Available records START
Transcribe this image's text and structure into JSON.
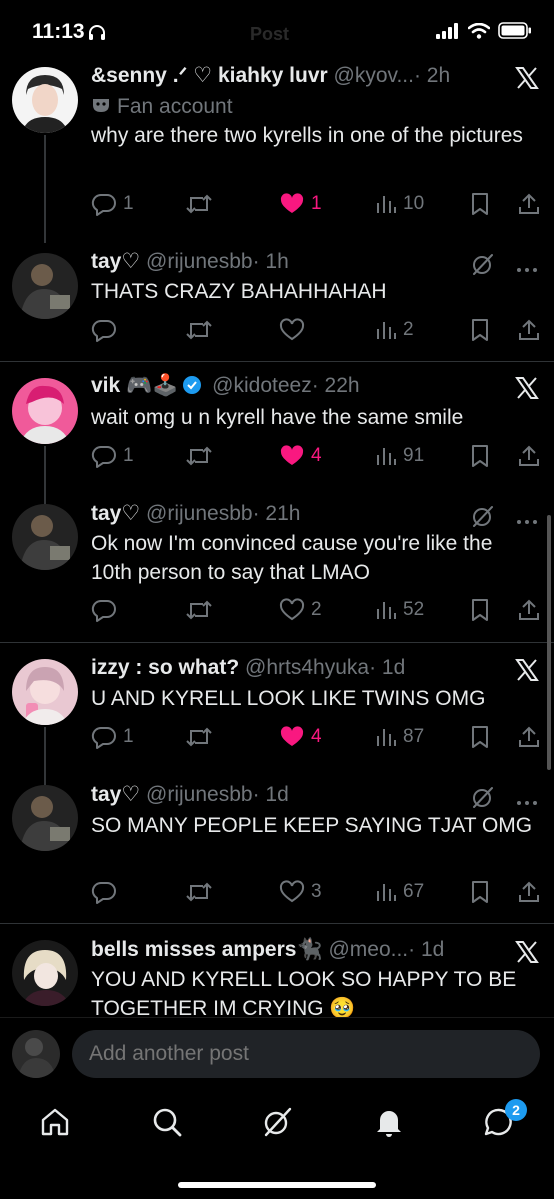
{
  "status_bar": {
    "time": "11:13",
    "ghost_title": "Post"
  },
  "colors": {
    "background": "#000000",
    "text": "#e7e9ea",
    "muted": "#71767b",
    "like": "#f91880",
    "accent": "#1d9bf0"
  },
  "posts": [
    {
      "name": "&senny .ᐟ ♡ kiahky luvr",
      "handle": "@kyov...",
      "time": "· 2h",
      "label": "Fan account",
      "text": "why are there two kyrells in one of the pictures",
      "replies": "1",
      "reposts": "",
      "likes": "1",
      "views": "10",
      "liked": true,
      "top_icon": "x-logo-icon"
    },
    {
      "name": "tay♡",
      "handle": "@rijunesbb",
      "time": "· 1h",
      "text": "THATS CRAZY BAHAHHAHAH",
      "replies": "",
      "reposts": "",
      "likes": "",
      "views": "2",
      "liked": false,
      "top_icon": "grok-icon"
    },
    {
      "name": "vik 🎮🕹️",
      "handle": "@kidoteez",
      "time": "· 22h",
      "text": "wait omg u n kyrell have the same smile",
      "replies": "1",
      "reposts": "",
      "likes": "4",
      "views": "91",
      "liked": true,
      "top_icon": "x-logo-icon"
    },
    {
      "name": "tay♡",
      "handle": "@rijunesbb",
      "time": "· 21h",
      "text": "Ok now I'm convinced cause you're like the 10th person to say that LMAO",
      "replies": "",
      "reposts": "",
      "likes": "2",
      "views": "52",
      "liked": false,
      "top_icon": "grok-icon"
    },
    {
      "name": "izzy : so what?",
      "handle": "@hrts4hyuka",
      "time": "· 1d",
      "text": "U AND KYRELL LOOK LIKE TWINS OMG",
      "replies": "1",
      "reposts": "",
      "likes": "4",
      "views": "87",
      "liked": true,
      "top_icon": "x-logo-icon"
    },
    {
      "name": "tay♡",
      "handle": "@rijunesbb",
      "time": "· 1d",
      "text": "SO MANY PEOPLE KEEP SAYING TJAT OMG",
      "replies": "",
      "reposts": "",
      "likes": "3",
      "views": "67",
      "liked": false,
      "top_icon": "grok-icon"
    },
    {
      "name": "bells misses ampers🐈‍⬛",
      "handle": "@meo...",
      "time": "· 1d",
      "text": "YOU AND KYRELL LOOK SO HAPPY TO BE TOGETHER IM CRYING 🥹",
      "top_icon": "x-logo-icon"
    }
  ],
  "reply_bar": {
    "placeholder": "Add another post"
  },
  "tab_bar": {
    "messages_badge": "2"
  }
}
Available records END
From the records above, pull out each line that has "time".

_Your solution_
    "time": "11:13",
      "time": "· 2h",
      "time": "· 1h",
      "time": "· 22h",
      "time": "· 21h",
      "time": "· 1d",
      "time": "· 1d",
      "time": "· 1d",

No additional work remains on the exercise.